## WHAT YOU SHOULD DO
Write how many lines in the records below include the string "ohmm". No other text should be given.

=== Begin Enclosure ===

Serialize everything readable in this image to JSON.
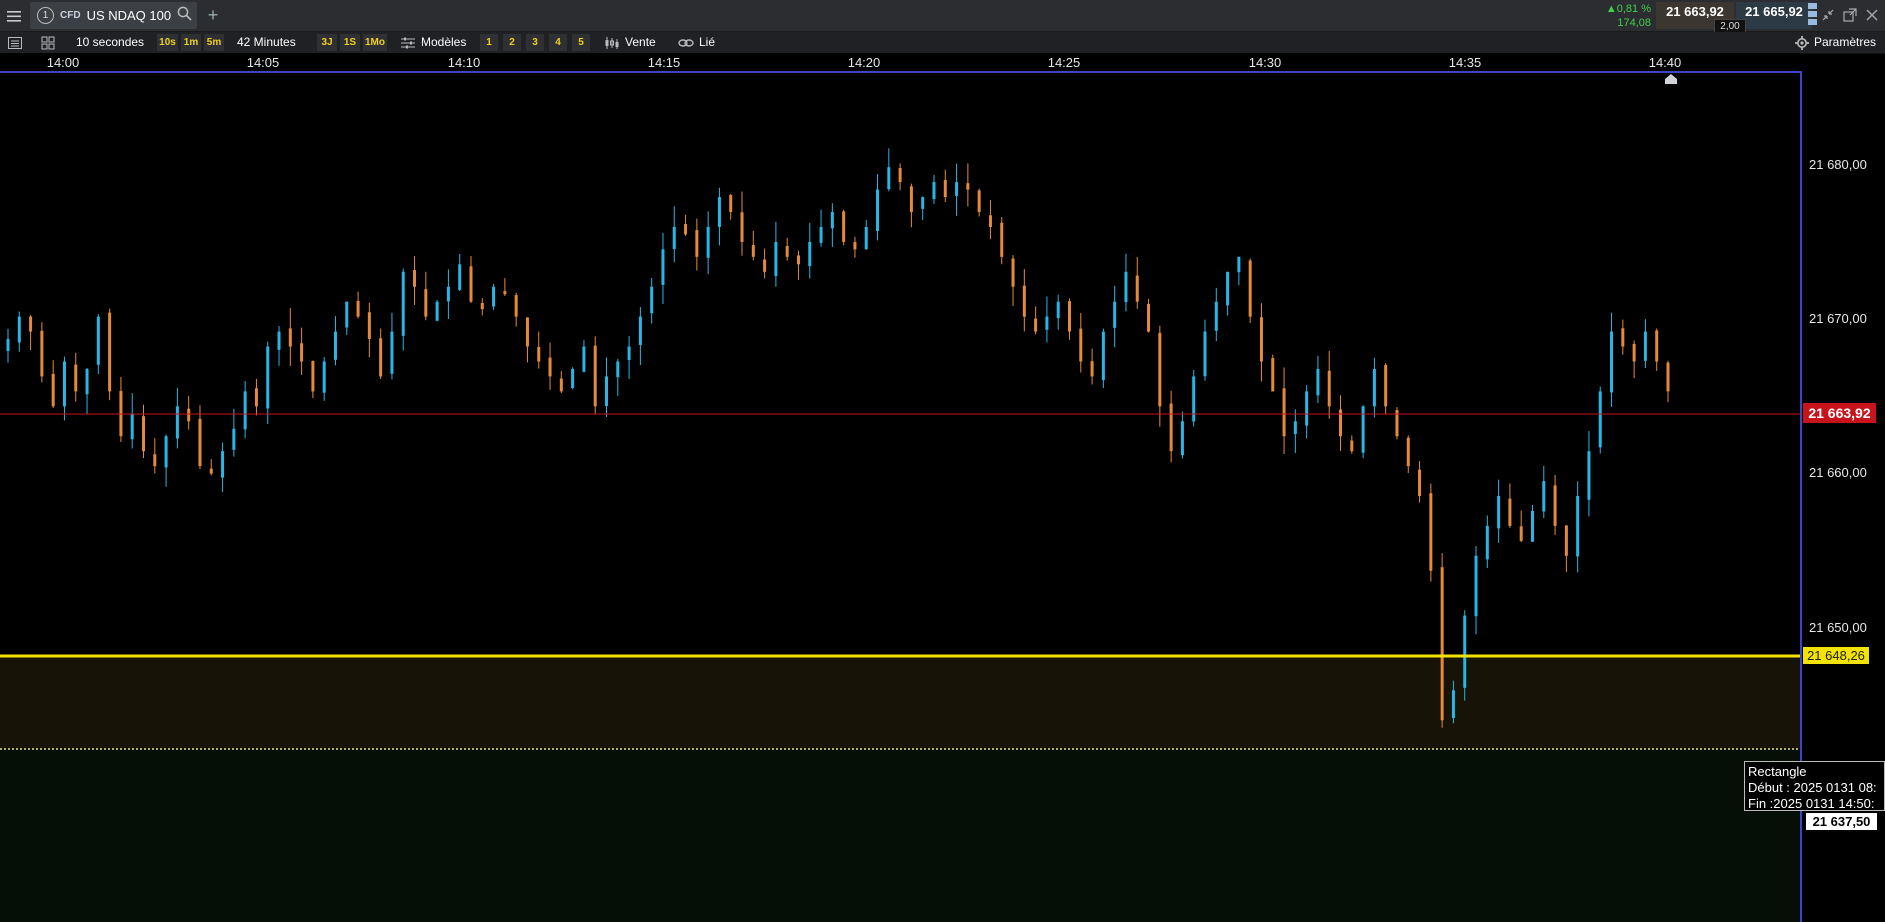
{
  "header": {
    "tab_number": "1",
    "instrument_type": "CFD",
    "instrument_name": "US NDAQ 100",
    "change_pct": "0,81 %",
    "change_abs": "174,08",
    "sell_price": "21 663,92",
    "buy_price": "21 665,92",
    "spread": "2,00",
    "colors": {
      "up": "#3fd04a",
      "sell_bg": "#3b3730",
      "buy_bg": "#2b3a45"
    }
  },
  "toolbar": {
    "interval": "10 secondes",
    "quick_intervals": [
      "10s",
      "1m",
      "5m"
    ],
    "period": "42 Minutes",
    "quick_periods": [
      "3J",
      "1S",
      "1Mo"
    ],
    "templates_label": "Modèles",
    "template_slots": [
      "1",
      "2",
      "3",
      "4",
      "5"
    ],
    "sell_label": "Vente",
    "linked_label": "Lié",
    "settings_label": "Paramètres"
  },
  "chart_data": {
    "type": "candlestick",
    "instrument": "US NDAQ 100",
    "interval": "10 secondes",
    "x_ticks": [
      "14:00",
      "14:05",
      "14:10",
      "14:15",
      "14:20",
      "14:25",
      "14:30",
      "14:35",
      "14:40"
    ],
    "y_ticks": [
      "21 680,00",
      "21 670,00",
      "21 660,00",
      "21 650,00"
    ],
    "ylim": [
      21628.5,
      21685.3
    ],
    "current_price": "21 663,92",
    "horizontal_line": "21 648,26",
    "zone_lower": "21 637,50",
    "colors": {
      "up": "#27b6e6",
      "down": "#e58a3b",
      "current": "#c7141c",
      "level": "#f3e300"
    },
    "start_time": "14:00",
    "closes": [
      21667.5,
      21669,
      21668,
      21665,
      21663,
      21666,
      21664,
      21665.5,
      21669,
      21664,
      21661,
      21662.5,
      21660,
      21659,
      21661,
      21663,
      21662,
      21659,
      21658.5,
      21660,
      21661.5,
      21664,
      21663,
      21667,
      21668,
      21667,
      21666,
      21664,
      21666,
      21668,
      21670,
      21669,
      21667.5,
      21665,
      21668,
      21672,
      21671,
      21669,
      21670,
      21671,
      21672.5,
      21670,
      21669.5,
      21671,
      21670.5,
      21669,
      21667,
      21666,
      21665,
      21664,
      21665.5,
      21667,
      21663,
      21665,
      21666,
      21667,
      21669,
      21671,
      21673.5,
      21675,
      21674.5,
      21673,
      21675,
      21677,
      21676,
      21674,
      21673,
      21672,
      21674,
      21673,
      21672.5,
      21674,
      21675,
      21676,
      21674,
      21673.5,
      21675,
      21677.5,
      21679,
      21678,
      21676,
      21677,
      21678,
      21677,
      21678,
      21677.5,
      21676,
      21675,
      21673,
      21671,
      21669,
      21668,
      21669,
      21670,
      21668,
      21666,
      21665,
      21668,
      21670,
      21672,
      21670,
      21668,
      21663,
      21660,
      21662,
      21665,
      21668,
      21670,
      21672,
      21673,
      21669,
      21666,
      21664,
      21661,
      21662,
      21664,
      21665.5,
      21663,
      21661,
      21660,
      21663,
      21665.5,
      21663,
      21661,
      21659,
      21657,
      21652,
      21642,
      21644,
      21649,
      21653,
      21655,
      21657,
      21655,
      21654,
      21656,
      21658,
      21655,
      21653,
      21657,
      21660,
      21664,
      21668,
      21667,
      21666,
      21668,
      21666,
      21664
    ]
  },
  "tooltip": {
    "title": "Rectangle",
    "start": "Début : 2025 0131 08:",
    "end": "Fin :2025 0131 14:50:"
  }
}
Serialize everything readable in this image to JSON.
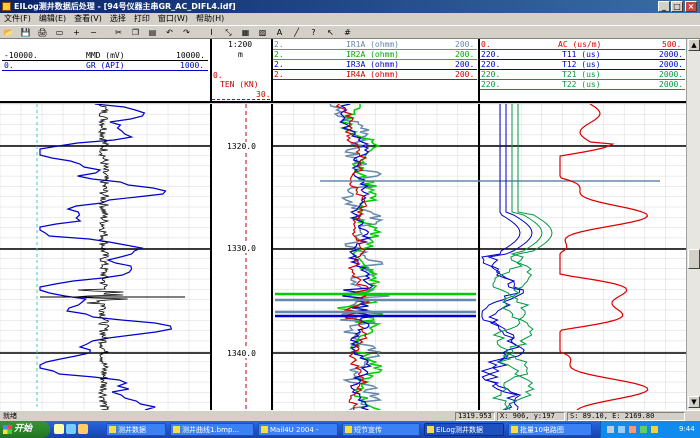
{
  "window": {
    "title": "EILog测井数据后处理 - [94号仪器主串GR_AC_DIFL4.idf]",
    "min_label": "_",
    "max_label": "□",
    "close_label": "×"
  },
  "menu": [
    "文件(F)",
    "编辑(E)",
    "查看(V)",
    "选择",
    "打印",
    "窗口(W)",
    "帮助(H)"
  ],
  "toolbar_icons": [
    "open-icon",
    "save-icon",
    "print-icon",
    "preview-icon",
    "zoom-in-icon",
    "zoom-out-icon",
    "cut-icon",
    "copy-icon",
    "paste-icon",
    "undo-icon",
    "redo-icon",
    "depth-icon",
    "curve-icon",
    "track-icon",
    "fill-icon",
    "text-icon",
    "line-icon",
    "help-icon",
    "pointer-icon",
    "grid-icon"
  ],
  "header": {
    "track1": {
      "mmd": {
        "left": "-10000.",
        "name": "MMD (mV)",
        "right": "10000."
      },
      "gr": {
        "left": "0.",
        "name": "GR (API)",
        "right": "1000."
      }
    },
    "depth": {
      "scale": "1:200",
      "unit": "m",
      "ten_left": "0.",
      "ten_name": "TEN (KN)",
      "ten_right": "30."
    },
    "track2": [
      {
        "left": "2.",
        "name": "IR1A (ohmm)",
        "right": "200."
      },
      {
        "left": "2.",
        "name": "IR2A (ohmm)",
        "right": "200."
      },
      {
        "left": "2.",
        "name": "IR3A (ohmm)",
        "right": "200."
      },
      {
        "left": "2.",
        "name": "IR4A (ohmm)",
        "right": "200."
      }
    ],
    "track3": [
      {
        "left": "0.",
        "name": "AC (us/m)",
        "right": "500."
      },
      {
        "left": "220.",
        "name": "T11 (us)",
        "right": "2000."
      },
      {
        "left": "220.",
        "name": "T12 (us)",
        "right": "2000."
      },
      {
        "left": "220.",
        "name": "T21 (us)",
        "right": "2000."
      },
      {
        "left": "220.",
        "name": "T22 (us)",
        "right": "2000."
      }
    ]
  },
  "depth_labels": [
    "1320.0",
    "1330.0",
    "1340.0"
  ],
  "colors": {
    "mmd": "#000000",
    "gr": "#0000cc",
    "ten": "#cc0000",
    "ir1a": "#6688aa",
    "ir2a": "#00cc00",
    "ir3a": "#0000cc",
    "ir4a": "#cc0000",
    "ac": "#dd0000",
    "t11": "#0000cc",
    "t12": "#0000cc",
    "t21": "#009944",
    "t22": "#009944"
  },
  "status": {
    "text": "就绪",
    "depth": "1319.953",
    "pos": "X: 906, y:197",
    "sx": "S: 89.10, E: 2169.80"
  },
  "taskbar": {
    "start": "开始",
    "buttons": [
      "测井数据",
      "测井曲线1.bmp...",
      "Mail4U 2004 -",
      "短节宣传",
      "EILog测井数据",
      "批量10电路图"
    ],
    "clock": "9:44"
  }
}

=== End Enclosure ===

## EXPECTED ANSWER
4